Provided data:
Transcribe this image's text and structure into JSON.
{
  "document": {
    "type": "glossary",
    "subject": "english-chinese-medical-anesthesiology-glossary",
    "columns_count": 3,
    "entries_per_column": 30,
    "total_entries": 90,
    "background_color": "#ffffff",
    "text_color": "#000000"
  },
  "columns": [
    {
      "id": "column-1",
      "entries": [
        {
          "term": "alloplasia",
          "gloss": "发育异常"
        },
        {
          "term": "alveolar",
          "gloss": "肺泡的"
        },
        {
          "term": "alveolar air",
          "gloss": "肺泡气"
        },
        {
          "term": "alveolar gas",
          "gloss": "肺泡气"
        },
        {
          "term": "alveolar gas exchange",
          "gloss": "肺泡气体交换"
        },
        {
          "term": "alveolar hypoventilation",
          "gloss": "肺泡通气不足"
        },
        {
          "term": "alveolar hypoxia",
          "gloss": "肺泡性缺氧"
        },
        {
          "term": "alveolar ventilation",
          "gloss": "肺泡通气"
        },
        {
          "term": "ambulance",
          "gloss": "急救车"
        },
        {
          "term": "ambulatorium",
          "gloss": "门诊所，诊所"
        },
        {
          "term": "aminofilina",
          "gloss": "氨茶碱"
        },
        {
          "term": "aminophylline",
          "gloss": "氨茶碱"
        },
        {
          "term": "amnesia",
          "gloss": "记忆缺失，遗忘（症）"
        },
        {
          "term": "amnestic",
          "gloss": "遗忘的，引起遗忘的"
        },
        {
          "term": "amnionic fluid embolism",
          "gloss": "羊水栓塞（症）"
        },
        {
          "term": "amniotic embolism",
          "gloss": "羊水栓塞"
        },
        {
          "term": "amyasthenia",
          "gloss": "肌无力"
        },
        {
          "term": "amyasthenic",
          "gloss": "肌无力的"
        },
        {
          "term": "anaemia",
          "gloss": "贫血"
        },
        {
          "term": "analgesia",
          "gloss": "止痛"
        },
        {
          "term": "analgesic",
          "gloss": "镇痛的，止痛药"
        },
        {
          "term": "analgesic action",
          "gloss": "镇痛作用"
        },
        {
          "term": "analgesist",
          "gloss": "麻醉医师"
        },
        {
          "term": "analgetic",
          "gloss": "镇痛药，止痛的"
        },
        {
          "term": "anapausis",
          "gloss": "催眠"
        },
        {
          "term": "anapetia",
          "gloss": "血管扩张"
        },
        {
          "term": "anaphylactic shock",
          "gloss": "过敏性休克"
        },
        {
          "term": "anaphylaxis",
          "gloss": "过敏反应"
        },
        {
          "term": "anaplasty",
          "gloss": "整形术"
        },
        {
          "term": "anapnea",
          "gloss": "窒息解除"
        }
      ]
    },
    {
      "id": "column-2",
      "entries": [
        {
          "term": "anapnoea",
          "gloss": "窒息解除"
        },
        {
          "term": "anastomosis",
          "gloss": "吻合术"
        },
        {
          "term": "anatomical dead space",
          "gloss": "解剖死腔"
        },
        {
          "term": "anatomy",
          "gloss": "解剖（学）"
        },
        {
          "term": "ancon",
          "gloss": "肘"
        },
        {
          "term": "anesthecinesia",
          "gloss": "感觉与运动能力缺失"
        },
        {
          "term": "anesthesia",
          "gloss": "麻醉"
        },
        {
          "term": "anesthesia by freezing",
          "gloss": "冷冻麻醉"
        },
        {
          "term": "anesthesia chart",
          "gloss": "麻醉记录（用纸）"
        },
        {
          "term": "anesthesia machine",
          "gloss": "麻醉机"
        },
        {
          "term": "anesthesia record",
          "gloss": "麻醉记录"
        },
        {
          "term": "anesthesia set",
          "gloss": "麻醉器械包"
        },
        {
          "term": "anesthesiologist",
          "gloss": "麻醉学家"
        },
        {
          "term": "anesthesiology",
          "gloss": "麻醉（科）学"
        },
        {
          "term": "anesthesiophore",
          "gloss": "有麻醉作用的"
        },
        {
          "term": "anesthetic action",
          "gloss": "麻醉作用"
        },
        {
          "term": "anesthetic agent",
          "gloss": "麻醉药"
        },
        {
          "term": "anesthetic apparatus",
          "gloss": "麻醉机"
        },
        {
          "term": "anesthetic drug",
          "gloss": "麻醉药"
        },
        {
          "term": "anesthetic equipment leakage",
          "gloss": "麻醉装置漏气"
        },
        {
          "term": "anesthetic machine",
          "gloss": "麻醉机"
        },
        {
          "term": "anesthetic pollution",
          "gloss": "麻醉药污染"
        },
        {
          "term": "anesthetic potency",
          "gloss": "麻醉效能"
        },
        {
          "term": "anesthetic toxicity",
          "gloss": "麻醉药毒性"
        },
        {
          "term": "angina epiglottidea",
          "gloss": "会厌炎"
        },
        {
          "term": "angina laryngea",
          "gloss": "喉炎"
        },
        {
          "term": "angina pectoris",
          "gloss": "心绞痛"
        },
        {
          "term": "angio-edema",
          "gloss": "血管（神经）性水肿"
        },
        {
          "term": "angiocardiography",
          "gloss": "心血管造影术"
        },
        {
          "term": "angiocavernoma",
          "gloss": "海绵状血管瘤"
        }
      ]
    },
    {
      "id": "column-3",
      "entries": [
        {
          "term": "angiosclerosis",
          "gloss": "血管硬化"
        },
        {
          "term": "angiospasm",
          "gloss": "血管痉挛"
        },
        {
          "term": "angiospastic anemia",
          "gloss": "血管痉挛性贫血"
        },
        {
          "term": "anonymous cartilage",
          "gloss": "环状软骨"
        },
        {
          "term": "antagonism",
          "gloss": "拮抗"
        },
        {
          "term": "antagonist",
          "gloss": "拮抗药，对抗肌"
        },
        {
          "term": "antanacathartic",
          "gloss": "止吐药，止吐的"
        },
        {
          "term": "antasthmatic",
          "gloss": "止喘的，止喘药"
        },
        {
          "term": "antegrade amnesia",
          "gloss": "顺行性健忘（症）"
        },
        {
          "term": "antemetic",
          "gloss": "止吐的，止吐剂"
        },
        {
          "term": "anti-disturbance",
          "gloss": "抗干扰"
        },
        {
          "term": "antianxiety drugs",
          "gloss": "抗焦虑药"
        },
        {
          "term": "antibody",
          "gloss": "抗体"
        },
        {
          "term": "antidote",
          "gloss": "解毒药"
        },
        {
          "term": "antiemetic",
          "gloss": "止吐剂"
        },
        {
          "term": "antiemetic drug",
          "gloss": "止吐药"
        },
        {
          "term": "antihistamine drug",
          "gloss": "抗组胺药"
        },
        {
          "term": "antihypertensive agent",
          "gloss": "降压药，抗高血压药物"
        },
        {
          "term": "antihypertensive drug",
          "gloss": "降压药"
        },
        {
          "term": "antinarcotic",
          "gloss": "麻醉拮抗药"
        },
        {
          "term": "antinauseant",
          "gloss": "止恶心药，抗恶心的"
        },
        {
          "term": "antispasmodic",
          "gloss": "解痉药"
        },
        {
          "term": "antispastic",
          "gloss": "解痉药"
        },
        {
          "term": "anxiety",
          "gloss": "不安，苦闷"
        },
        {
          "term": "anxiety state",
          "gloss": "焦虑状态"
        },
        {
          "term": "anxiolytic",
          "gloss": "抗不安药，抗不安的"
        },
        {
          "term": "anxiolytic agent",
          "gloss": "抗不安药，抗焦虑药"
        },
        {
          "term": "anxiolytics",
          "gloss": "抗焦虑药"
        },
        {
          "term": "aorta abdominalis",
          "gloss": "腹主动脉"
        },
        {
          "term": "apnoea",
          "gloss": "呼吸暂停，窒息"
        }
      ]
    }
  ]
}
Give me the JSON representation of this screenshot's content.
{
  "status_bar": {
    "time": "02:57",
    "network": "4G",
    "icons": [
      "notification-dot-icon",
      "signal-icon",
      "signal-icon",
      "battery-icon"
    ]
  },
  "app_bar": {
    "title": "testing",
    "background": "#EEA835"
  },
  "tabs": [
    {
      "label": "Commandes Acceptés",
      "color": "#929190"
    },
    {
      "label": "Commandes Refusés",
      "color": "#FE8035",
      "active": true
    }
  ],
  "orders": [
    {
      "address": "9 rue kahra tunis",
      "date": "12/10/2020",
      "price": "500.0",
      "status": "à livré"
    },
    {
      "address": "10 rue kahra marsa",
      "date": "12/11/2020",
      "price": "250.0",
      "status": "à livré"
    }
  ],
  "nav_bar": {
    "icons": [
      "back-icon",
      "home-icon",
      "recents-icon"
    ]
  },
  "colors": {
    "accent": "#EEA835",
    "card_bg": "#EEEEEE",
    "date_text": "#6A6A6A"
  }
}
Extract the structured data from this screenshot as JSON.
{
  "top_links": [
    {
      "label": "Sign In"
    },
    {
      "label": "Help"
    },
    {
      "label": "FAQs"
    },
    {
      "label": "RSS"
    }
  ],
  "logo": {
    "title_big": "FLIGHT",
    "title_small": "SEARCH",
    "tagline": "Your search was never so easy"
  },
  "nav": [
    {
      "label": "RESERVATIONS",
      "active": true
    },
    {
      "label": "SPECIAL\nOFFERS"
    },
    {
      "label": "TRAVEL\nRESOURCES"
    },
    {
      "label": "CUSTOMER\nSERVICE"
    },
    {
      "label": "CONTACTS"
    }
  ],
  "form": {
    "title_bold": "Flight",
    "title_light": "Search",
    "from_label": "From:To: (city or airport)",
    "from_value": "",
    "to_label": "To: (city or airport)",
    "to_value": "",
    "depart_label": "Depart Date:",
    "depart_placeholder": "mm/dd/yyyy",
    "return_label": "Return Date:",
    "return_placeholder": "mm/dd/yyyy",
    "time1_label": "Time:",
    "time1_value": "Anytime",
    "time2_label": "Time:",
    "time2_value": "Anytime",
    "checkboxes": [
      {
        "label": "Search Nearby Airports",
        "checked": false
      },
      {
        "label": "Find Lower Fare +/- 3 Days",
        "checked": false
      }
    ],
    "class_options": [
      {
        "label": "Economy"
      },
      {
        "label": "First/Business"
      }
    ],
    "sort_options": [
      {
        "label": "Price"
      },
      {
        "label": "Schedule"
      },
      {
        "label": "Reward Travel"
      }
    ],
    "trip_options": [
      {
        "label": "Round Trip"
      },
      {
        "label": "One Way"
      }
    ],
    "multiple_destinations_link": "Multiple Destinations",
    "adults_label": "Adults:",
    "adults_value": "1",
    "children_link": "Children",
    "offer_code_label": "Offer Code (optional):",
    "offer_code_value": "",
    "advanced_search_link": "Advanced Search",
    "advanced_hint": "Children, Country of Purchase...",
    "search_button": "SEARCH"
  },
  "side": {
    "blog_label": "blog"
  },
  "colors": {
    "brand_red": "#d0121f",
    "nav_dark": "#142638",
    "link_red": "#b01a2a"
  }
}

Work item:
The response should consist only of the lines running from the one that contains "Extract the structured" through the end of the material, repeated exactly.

Task answer:
Extract the structured data from this screenshot as JSON.
{
  "top_links": [
    {
      "label": "Sign In"
    },
    {
      "label": "Help"
    },
    {
      "label": "FAQs"
    },
    {
      "label": "RSS"
    }
  ],
  "logo": {
    "title_big": "FLIGHT",
    "title_small": "SEARCH",
    "tagline": "Your search was never so easy"
  },
  "nav": [
    {
      "label": "RESERVATIONS",
      "active": true
    },
    {
      "label": "SPECIAL\nOFFERS"
    },
    {
      "label": "TRAVEL\nRESOURCES"
    },
    {
      "label": "CUSTOMER\nSERVICE"
    },
    {
      "label": "CONTACTS"
    }
  ],
  "form": {
    "title_bold": "Flight",
    "title_light": "Search",
    "from_label": "From:To: (city or airport)",
    "from_value": "",
    "to_label": "To: (city or airport)",
    "to_value": "",
    "depart_label": "Depart Date:",
    "depart_placeholder": "mm/dd/yyyy",
    "return_label": "Return Date:",
    "return_placeholder": "mm/dd/yyyy",
    "time1_label": "Time:",
    "time1_value": "Anytime",
    "time2_label": "Time:",
    "time2_value": "Anytime",
    "checkboxes": [
      {
        "label": "Search Nearby Airports",
        "checked": false
      },
      {
        "label": "Find Lower Fare +/- 3 Days",
        "checked": false
      }
    ],
    "class_options": [
      {
        "label": "Economy"
      },
      {
        "label": "First/Business"
      }
    ],
    "sort_options": [
      {
        "label": "Price"
      },
      {
        "label": "Schedule"
      },
      {
        "label": "Reward Travel"
      }
    ],
    "trip_options": [
      {
        "label": "Round Trip"
      },
      {
        "label": "One Way"
      }
    ],
    "multiple_destinations_link": "Multiple Destinations",
    "adults_label": "Adults:",
    "adults_value": "1",
    "children_link": "Children",
    "offer_code_label": "Offer Code (optional):",
    "offer_code_value": "",
    "advanced_search_link": "Advanced Search",
    "advanced_hint": "Children, Country of Purchase...",
    "search_button": "SEARCH"
  },
  "side": {
    "blog_label": "blog"
  },
  "colors": {
    "brand_red": "#d0121f",
    "nav_dark": "#142638",
    "link_red": "#b01a2a"
  }
}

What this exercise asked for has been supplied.